→ WHAT NEEDS TO BE DONE
Write the records out again without change. Leave the pictures behind.

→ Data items
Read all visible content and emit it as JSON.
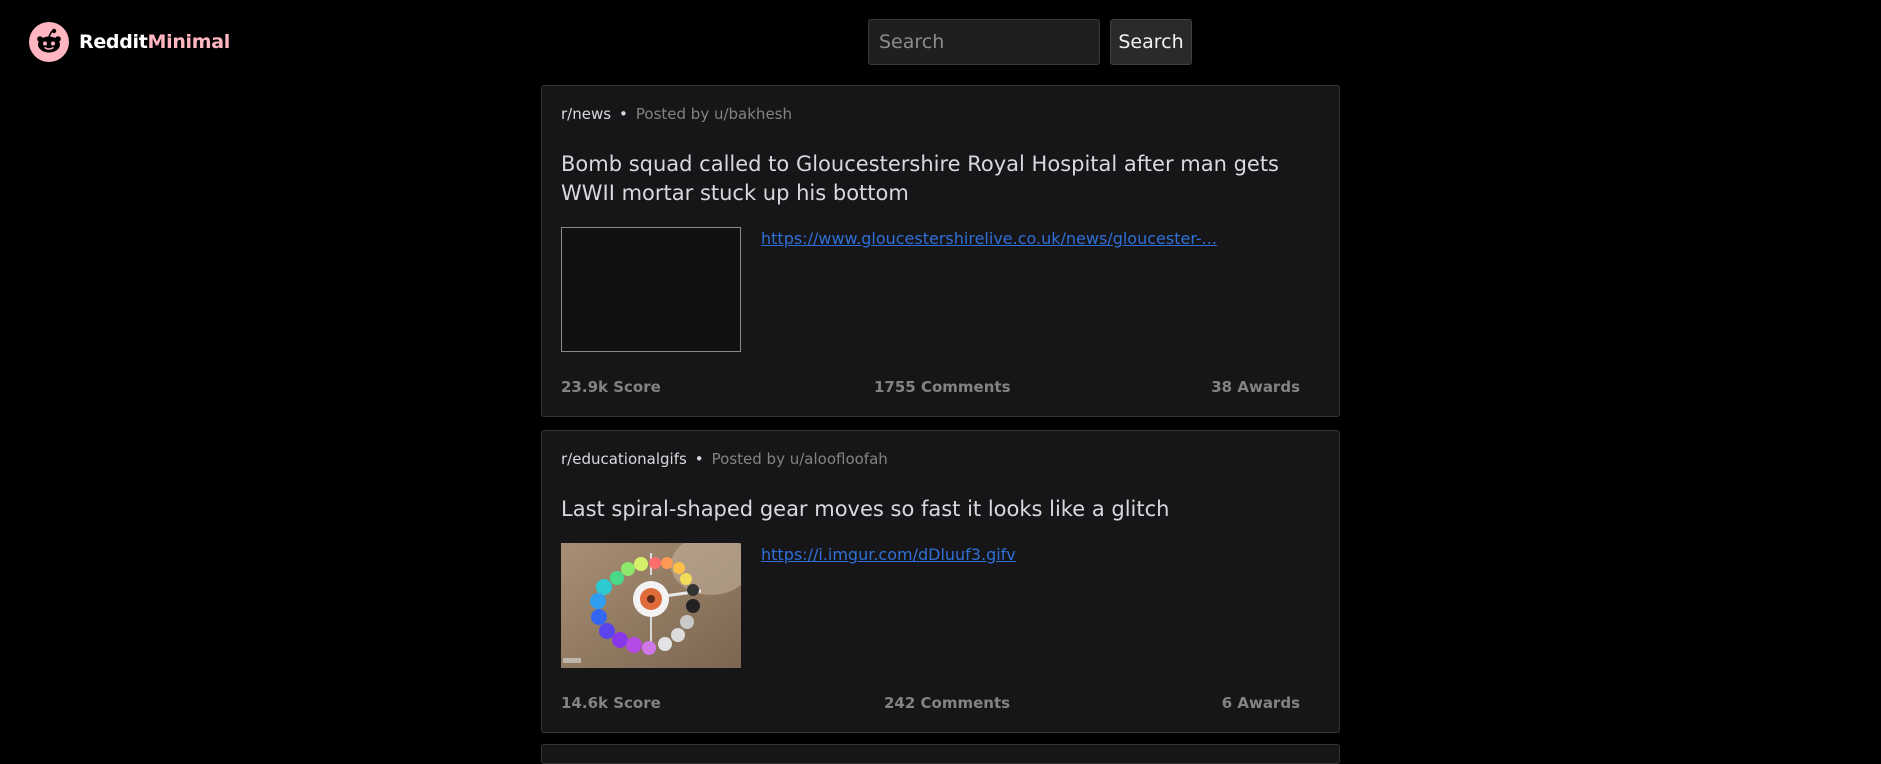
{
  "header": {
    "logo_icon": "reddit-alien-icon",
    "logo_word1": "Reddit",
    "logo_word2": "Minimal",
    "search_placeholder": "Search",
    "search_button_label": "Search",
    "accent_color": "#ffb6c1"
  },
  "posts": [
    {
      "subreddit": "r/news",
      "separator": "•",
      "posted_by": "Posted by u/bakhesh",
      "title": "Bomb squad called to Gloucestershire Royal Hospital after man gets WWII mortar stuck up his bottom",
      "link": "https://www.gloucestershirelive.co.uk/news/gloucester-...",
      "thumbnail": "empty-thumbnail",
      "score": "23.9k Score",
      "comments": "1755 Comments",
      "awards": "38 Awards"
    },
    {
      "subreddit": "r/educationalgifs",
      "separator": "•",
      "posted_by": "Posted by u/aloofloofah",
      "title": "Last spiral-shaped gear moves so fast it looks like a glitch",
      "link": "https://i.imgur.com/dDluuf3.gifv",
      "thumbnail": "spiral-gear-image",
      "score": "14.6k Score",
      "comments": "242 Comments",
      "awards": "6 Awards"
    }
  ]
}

→ RESPONSE TO THIS EXERCISE
Read all visible content and emit it as JSON.
{
  "header": {
    "logo_icon": "reddit-alien-icon",
    "logo_word1": "Reddit",
    "logo_word2": "Minimal",
    "search_placeholder": "Search",
    "search_button_label": "Search",
    "accent_color": "#ffb6c1"
  },
  "posts": [
    {
      "subreddit": "r/news",
      "separator": "•",
      "posted_by": "Posted by u/bakhesh",
      "title": "Bomb squad called to Gloucestershire Royal Hospital after man gets WWII mortar stuck up his bottom",
      "link": "https://www.gloucestershirelive.co.uk/news/gloucester-...",
      "thumbnail": "empty-thumbnail",
      "score": "23.9k Score",
      "comments": "1755 Comments",
      "awards": "38 Awards"
    },
    {
      "subreddit": "r/educationalgifs",
      "separator": "•",
      "posted_by": "Posted by u/aloofloofah",
      "title": "Last spiral-shaped gear moves so fast it looks like a glitch",
      "link": "https://i.imgur.com/dDluuf3.gifv",
      "thumbnail": "spiral-gear-image",
      "score": "14.6k Score",
      "comments": "242 Comments",
      "awards": "6 Awards"
    }
  ]
}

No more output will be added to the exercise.